Latin declines masculine, feminine and neuter personal pronouns in the plural as well as the singular. English, on the other hand, uses the generic, gender-neutral “they,” “them” and “theirs.” Note that the English first and second persons are irregular, and neither pronoun can be declined for gender.
Latin pronouns include personal pronouns (refer to the persons speaking, the persons spoken to, or the persons or things spoken about), indefinite pronouns, relative pronouns (connect parts of sentences) and reciprocal or reflexive pronouns (in which the object of a verb is being acted on by verb’s subject).
A personal pronoun works like a noun in one of the 3 persons, which are, predictably, numbered 1st, 2nd, and 3rd. In Latin, nouns, pronouns, and adjectives are declined: endings signify the specific use of the pronouns in the sentence.

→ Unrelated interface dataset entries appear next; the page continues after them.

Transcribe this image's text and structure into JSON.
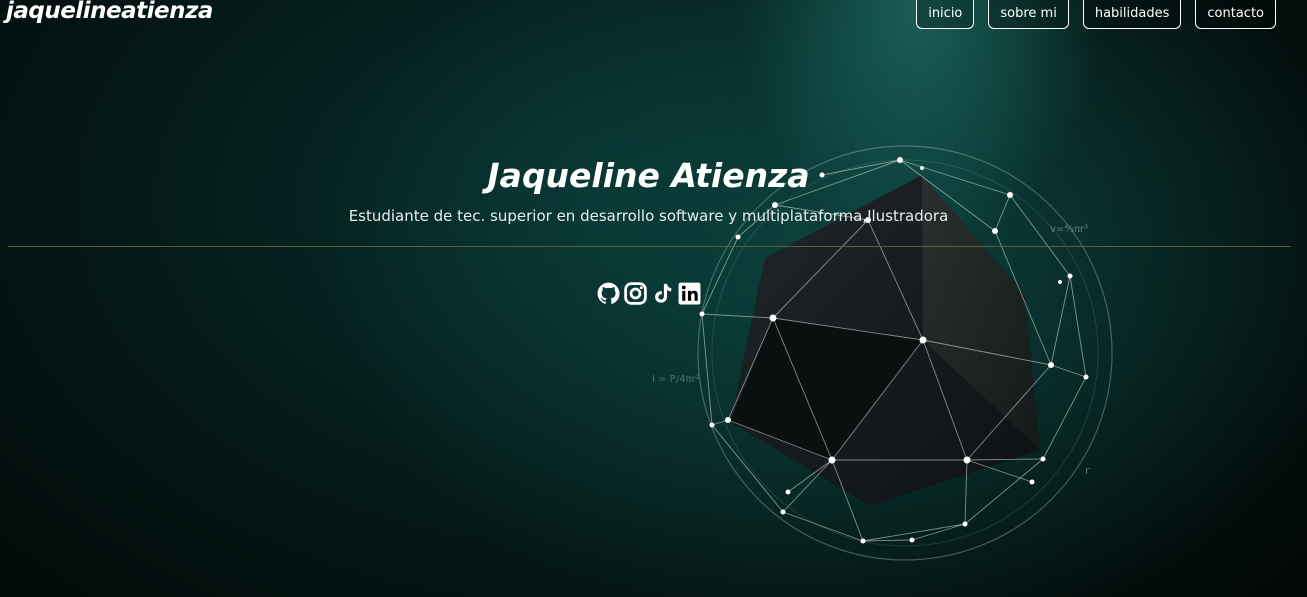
{
  "header": {
    "brand": "jaquelineatienza",
    "nav": [
      {
        "label": "inicio"
      },
      {
        "label": "sobre mi"
      },
      {
        "label": "habilidades"
      },
      {
        "label": "contacto"
      }
    ]
  },
  "hero": {
    "title": "Jaqueline Atienza",
    "subtitle": "Estudiante de tec. superior en desarrollo software y multiplataforma,Ilustradora",
    "socials": [
      {
        "icon": "github-icon"
      },
      {
        "icon": "instagram-icon"
      },
      {
        "icon": "tiktok-icon"
      },
      {
        "icon": "linkedin-icon"
      }
    ]
  },
  "background": {
    "formula_volume": "v=⁴⁄₃πr³",
    "formula_intensity": "I = P/4πr²",
    "radius_label": "r"
  },
  "colors": {
    "accent_line": "#5a6038",
    "bg_teal": "#06302e"
  }
}
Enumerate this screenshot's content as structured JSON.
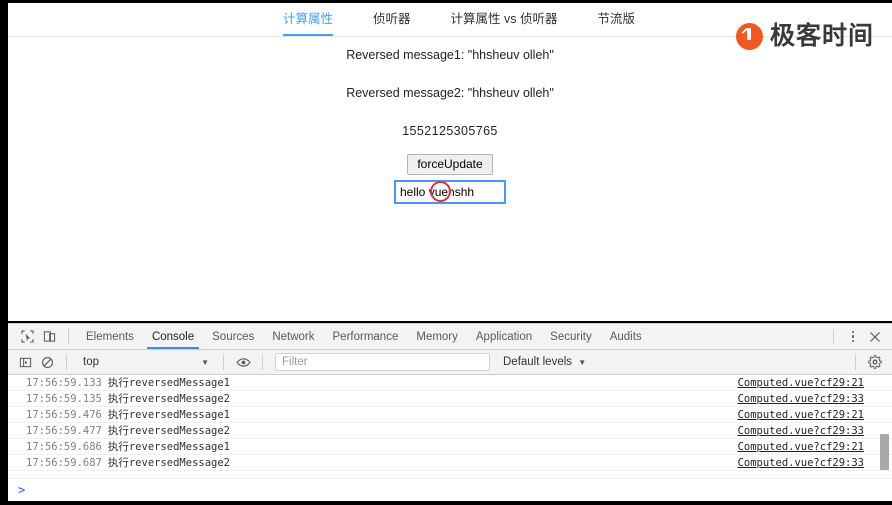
{
  "page": {
    "tabs": [
      {
        "label": "计算属性",
        "active": true
      },
      {
        "label": "侦听器",
        "active": false
      },
      {
        "label": "计算属性 vs 侦听器",
        "active": false
      },
      {
        "label": "节流版",
        "active": false
      }
    ],
    "brand": {
      "name": "极客时间",
      "color": "#f05a22"
    },
    "content": {
      "reversed1": "Reversed message1: \"hhsheuv olleh\"",
      "reversed2": "Reversed message2: \"hhsheuv olleh\"",
      "timestamp_number": "1552125305765",
      "force_update_label": "forceUpdate",
      "input_value": "hello vuehshh",
      "input_placeholder": ""
    }
  },
  "devtools": {
    "toolbar": {
      "inspect_icon": "inspect-cursor-icon",
      "device_icon": "device-toolbar-icon",
      "tabs": [
        {
          "label": "Elements",
          "active": false
        },
        {
          "label": "Console",
          "active": true
        },
        {
          "label": "Sources",
          "active": false
        },
        {
          "label": "Network",
          "active": false
        },
        {
          "label": "Performance",
          "active": false
        },
        {
          "label": "Memory",
          "active": false
        },
        {
          "label": "Application",
          "active": false
        },
        {
          "label": "Security",
          "active": false
        },
        {
          "label": "Audits",
          "active": false
        }
      ],
      "more_icon": "kebab-menu-icon",
      "close_icon": "close-icon"
    },
    "filterbar": {
      "sidebar_icon": "console-sidebar-icon",
      "clear_icon": "clear-console-icon",
      "context": "top",
      "eye_icon": "live-expression-icon",
      "filter_value": "",
      "filter_placeholder": "Filter",
      "levels": "Default levels",
      "settings_icon": "gear-icon"
    },
    "console": {
      "columns": [
        "time",
        "message",
        "source"
      ],
      "rows": [
        {
          "time": "17:56:59.133",
          "message": "执行reversedMessage1",
          "source": "Computed.vue?cf29:21"
        },
        {
          "time": "17:56:59.135",
          "message": "执行reversedMessage2",
          "source": "Computed.vue?cf29:33"
        },
        {
          "time": "17:56:59.476",
          "message": "执行reversedMessage1",
          "source": "Computed.vue?cf29:21"
        },
        {
          "time": "17:56:59.477",
          "message": "执行reversedMessage2",
          "source": "Computed.vue?cf29:33"
        },
        {
          "time": "17:56:59.686",
          "message": "执行reversedMessage1",
          "source": "Computed.vue?cf29:21"
        },
        {
          "time": "17:56:59.687",
          "message": "执行reversedMessage2",
          "source": "Computed.vue?cf29:33"
        }
      ],
      "prompt_caret": ">"
    }
  }
}
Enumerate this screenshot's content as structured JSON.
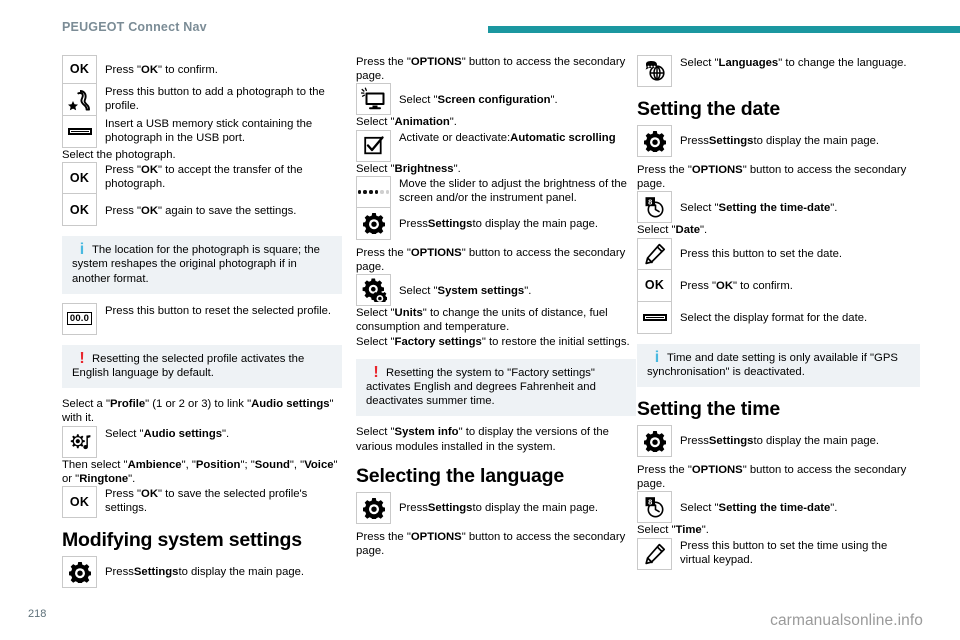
{
  "header": {
    "title": "PEUGEOT Connect Nav",
    "rule_color": "#1b97a0"
  },
  "footer": {
    "page_number": "218",
    "watermark": "carmanualsonline.info"
  },
  "columns": {
    "left": {
      "rows": [
        {
          "icon": "ok-button-icon",
          "icon_label": "OK",
          "text_html": "Press \"<b>OK</b>\" to confirm."
        },
        {
          "icon": "profile-photo-icon",
          "text_html": "Press this button to add a photograph to the profile."
        },
        {
          "icon": "usb-stick-icon",
          "text_html": "Insert a USB memory stick containing the photograph in the USB port."
        }
      ],
      "p_select_photo": "Select the photograph.",
      "rows2": [
        {
          "icon": "ok-button-icon",
          "icon_label": "OK",
          "text_html": "Press \"<b>OK</b>\" to accept the transfer of the photograph."
        },
        {
          "icon": "ok-button-icon",
          "icon_label": "OK",
          "text_html": "Press \"<b>OK</b>\" again to save the settings."
        }
      ],
      "notice_info": "The location for the photograph is square; the system reshapes the original photograph if in another format.",
      "row_reset": {
        "icon": "reset-counter-icon",
        "icon_label": "00.0",
        "text_html": "Press this button to reset the selected profile."
      },
      "notice_warn": "Resetting the selected profile activates the English language by default.",
      "p_profile_html": "Select a \"<b>Profile</b>\" (1 or 2 or 3) to link \"<b>Audio settings</b>\" with it.",
      "row_audio": {
        "icon": "audio-settings-icon",
        "text_html": "Select \"<b>Audio settings</b>\"."
      },
      "p_then_select_html": "Then select \"<b>Ambience</b>\", \"<b>Position</b>\"; \"<b>Sound</b>\", \"<b>Voice</b>\" or \"<b>Ringtone</b>\".",
      "row_ok_save": {
        "icon": "ok-button-icon",
        "icon_label": "OK",
        "text_html": "Press \"<b>OK</b>\" to save the selected profile's settings."
      },
      "heading_modify": "Modifying system settings",
      "row_settings": {
        "icon": "settings-gear-icon",
        "text_html": "Press <b>Settings</b> to display the main page."
      }
    },
    "mid": {
      "p_options_html": "Press the \"<b>OPTIONS</b>\" button to access the secondary page.",
      "row_screen_config": {
        "icon": "screen-configuration-icon",
        "text_html": "Select \"<b>Screen configuration</b>\"."
      },
      "p_animation_html": "Select \"<b>Animation</b>\".",
      "row_checkbox": {
        "icon": "checkbox-icon",
        "text_html": "Activate or deactivate:<b>Automatic scrolling</b>"
      },
      "p_brightness_html": "Select \"<b>Brightness</b>\".",
      "row_slider": {
        "icon": "brightness-slider-icon",
        "text_html": "Move the slider to adjust the brightness of the screen and/or the instrument panel."
      },
      "row_settings": {
        "icon": "settings-gear-icon",
        "text_html": "Press <b>Settings</b> to display the main page."
      },
      "p_options2_html": "Press the \"<b>OPTIONS</b>\" button to access the secondary page.",
      "row_system_settings": {
        "icon": "system-settings-icon",
        "text_html": "Select \"<b>System settings</b>\"."
      },
      "p_units_html": "Select \"<b>Units</b>\" to change the units of distance, fuel consumption and temperature.",
      "p_factory_html": "Select \"<b>Factory settings</b>\" to restore the initial settings.",
      "notice_warn": "Resetting the system to \"Factory settings\" activates English and degrees Fahrenheit and deactivates summer time.",
      "p_sysinfo_html": "Select \"<b>System info</b>\" to display the versions of the various modules installed in the system.",
      "heading_language": "Selecting the language",
      "row_settings2": {
        "icon": "settings-gear-icon",
        "text_html": "Press <b>Settings</b> to display the main page."
      },
      "p_options3_html": "Press the \"<b>OPTIONS</b>\" button to access the secondary page."
    },
    "right": {
      "row_language": {
        "icon": "language-globe-icon",
        "text_html": "Select \"<b>Languages</b>\" to change the language."
      },
      "heading_date": "Setting the date",
      "row_settings": {
        "icon": "settings-gear-icon",
        "text_html": "Press <b>Settings</b> to display the main page."
      },
      "p_options_html": "Press the \"<b>OPTIONS</b>\" button to access the secondary page.",
      "row_time_date": {
        "icon": "time-date-icon",
        "text_html": "Select \"<b>Setting the time-date</b>\"."
      },
      "p_date_html": "Select \"<b>Date</b>\".",
      "row_pencil": {
        "icon": "pencil-edit-icon",
        "text_html": "Press this button to set the date."
      },
      "row_ok": {
        "icon": "ok-button-icon",
        "icon_label": "OK",
        "text_html": "Press \"<b>OK</b>\" to confirm."
      },
      "row_format": {
        "icon": "display-format-icon",
        "text_html": "Select the display format for the date."
      },
      "notice_info": "Time and date setting is only available if \"GPS synchronisation\" is deactivated.",
      "heading_time": "Setting the time",
      "row_settings2": {
        "icon": "settings-gear-icon",
        "text_html": "Press <b>Settings</b> to display the main page."
      },
      "p_options2_html": "Press the \"<b>OPTIONS</b>\" button to access the secondary page.",
      "row_time_date2": {
        "icon": "time-date-icon",
        "text_html": "Select \"<b>Setting the time-date</b>\"."
      },
      "p_time_html": "Select \"<b>Time</b>\".",
      "row_pencil2": {
        "icon": "pencil-edit-icon",
        "text_html": "Press this button to set the time using the virtual keypad."
      }
    }
  }
}
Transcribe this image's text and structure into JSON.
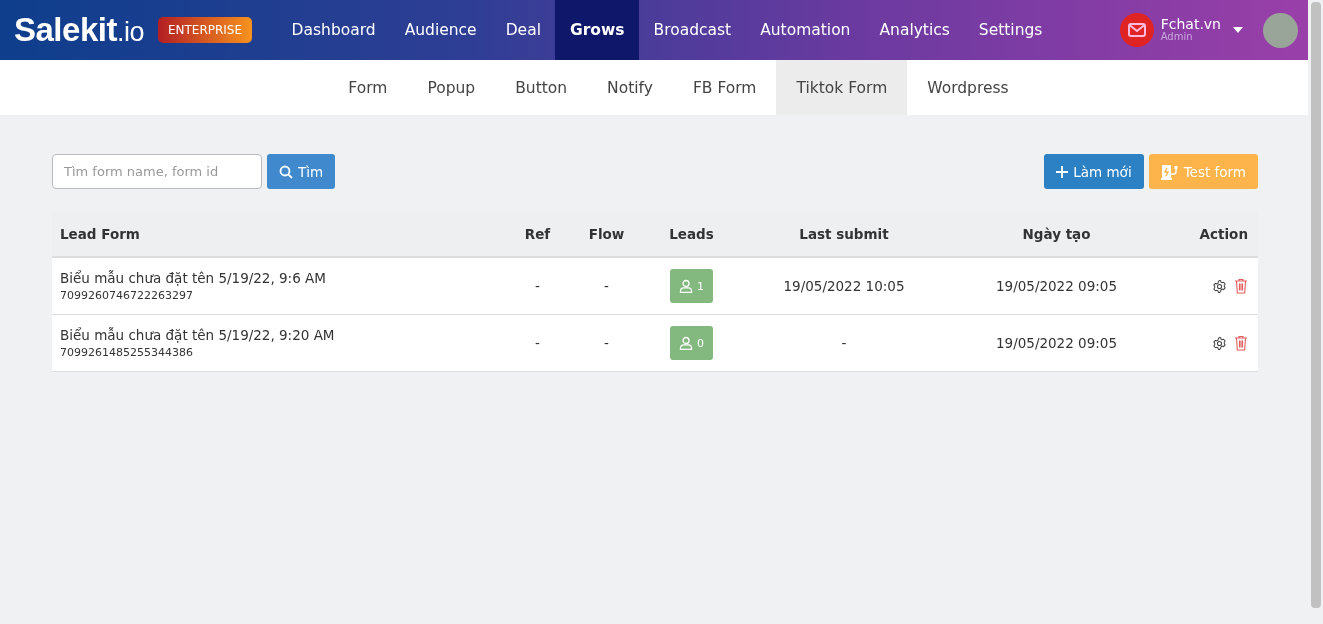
{
  "brand": {
    "name": "Salekit",
    "suffix": ".io",
    "badge": "ENTERPRISE"
  },
  "nav": [
    {
      "label": "Dashboard",
      "selected": false
    },
    {
      "label": "Audience",
      "selected": false
    },
    {
      "label": "Deal",
      "selected": false
    },
    {
      "label": "Grows",
      "selected": true
    },
    {
      "label": "Broadcast",
      "selected": false
    },
    {
      "label": "Automation",
      "selected": false
    },
    {
      "label": "Analytics",
      "selected": false
    },
    {
      "label": "Settings",
      "selected": false
    }
  ],
  "account": {
    "name": "Fchat.vn",
    "role": "Admin"
  },
  "subtabs": [
    {
      "label": "Form",
      "selected": false
    },
    {
      "label": "Popup",
      "selected": false
    },
    {
      "label": "Button",
      "selected": false
    },
    {
      "label": "Notify",
      "selected": false
    },
    {
      "label": "FB Form",
      "selected": false
    },
    {
      "label": "Tiktok Form",
      "selected": true
    },
    {
      "label": "Wordpress",
      "selected": false
    }
  ],
  "search": {
    "placeholder": "Tìm form name, form id",
    "button": "Tìm"
  },
  "actions": {
    "new": "Làm mới",
    "test": "Test form"
  },
  "table": {
    "columns": [
      "Lead Form",
      "Ref",
      "Flow",
      "Leads",
      "Last submit",
      "Ngày tạo",
      "Action"
    ],
    "rows": [
      {
        "name": "Biểu mẫu chưa đặt tên 5/19/22, 9:6 AM",
        "id": "7099260746722263297",
        "ref": "-",
        "flow": "-",
        "leads": "1",
        "last_submit": "19/05/2022 10:05",
        "created": "19/05/2022 09:05"
      },
      {
        "name": "Biểu mẫu chưa đặt tên 5/19/22, 9:20 AM",
        "id": "7099261485255344386",
        "ref": "-",
        "flow": "-",
        "leads": "0",
        "last_submit": "-",
        "created": "19/05/2022 09:05"
      }
    ]
  }
}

Personal Pronouns in Latin  1st/2nd Person Pronouns  Table of Personal Pronouns in all of their cases: I, thou, we, ye . Note: thou is the archaic singular of the archaic plural ye – useful for distinguishing you (singular) from you (plural)
In English, personal pronouns are words like I, you, we, me, he, she, and it. I should mention that in Latin, you will only see a personal pronoun as the subject of a verb when the author is trying to be emphatic.
The personal pronoun exists only in the first and second person. Where a third person pronoun (he/she/they) is necessary, Latin uses one of the demonstrative pronouns (is or ille).